__What the exercise asks__.
Using the listing below, keep only the lines with the word "Settings" and copy them.

__Available data__.
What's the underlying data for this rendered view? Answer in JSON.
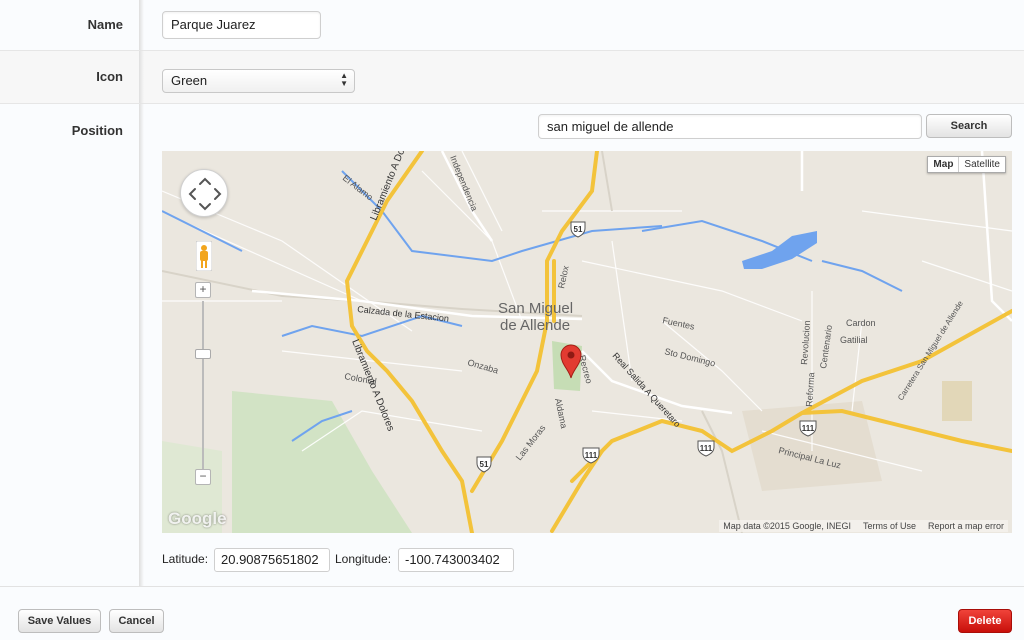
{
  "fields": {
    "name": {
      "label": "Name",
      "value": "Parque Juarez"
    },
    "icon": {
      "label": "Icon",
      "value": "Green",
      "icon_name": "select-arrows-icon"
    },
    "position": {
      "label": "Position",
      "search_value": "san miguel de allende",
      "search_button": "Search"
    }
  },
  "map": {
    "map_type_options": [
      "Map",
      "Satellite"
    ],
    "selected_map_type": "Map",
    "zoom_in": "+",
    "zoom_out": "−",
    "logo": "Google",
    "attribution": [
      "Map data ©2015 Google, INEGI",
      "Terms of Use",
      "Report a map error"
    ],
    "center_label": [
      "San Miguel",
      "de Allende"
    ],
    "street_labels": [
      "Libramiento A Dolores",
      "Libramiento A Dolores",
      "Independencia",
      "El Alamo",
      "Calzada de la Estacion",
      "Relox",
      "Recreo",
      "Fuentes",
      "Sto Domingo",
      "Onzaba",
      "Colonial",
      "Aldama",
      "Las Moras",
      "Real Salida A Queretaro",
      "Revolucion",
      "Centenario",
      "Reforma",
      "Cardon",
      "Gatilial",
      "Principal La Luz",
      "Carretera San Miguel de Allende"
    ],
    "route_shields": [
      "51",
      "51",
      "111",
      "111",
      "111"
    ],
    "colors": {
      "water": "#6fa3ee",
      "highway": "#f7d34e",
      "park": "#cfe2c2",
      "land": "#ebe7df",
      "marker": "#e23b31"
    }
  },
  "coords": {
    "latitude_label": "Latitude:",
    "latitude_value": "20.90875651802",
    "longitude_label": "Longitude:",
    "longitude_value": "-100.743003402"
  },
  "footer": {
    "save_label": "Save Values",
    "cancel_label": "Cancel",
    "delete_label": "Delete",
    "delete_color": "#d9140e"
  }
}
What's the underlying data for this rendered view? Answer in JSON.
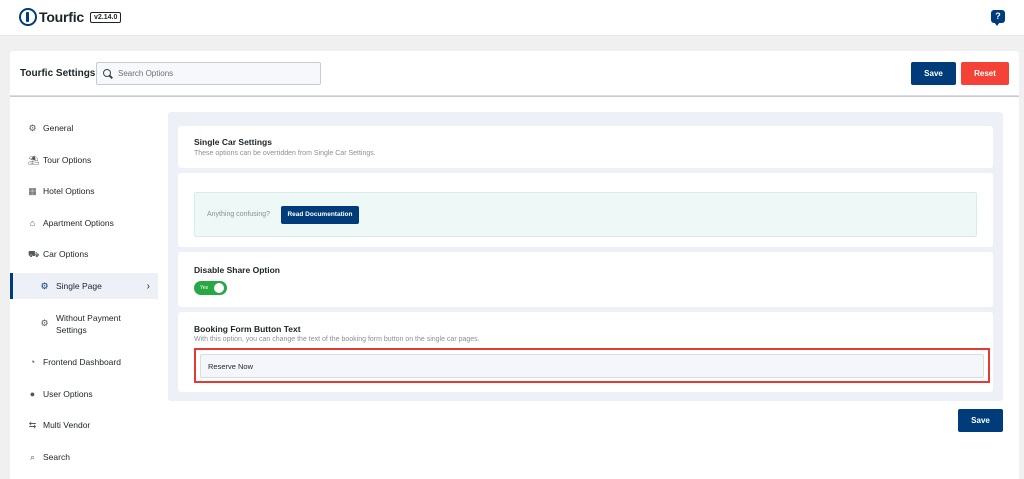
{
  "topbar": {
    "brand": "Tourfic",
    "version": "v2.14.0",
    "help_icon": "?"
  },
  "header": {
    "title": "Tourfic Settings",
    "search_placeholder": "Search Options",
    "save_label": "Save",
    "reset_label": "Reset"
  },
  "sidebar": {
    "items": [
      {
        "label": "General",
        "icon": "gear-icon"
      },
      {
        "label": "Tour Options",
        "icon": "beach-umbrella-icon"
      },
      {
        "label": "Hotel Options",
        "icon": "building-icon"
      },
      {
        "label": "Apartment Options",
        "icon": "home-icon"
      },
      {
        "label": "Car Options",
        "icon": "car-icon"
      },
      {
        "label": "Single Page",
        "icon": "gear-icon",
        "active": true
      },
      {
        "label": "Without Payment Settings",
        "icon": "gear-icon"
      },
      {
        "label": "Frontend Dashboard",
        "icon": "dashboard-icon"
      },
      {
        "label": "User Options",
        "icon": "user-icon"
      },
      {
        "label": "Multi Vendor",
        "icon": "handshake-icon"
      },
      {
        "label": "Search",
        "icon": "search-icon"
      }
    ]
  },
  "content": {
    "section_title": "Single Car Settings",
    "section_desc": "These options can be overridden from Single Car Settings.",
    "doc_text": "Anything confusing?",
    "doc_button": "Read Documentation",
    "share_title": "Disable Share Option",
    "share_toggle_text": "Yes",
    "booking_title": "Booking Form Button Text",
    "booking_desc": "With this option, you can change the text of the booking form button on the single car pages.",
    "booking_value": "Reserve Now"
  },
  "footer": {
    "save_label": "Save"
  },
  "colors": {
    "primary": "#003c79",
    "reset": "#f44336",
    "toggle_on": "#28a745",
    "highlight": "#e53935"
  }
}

__Solution__.
    "title": "Tourfic Settings",
        "label": "Without Payment Settings",
    "section_title": "Single Car Settings",
    "section_desc": "These options can be overridden from Single Car Settings.",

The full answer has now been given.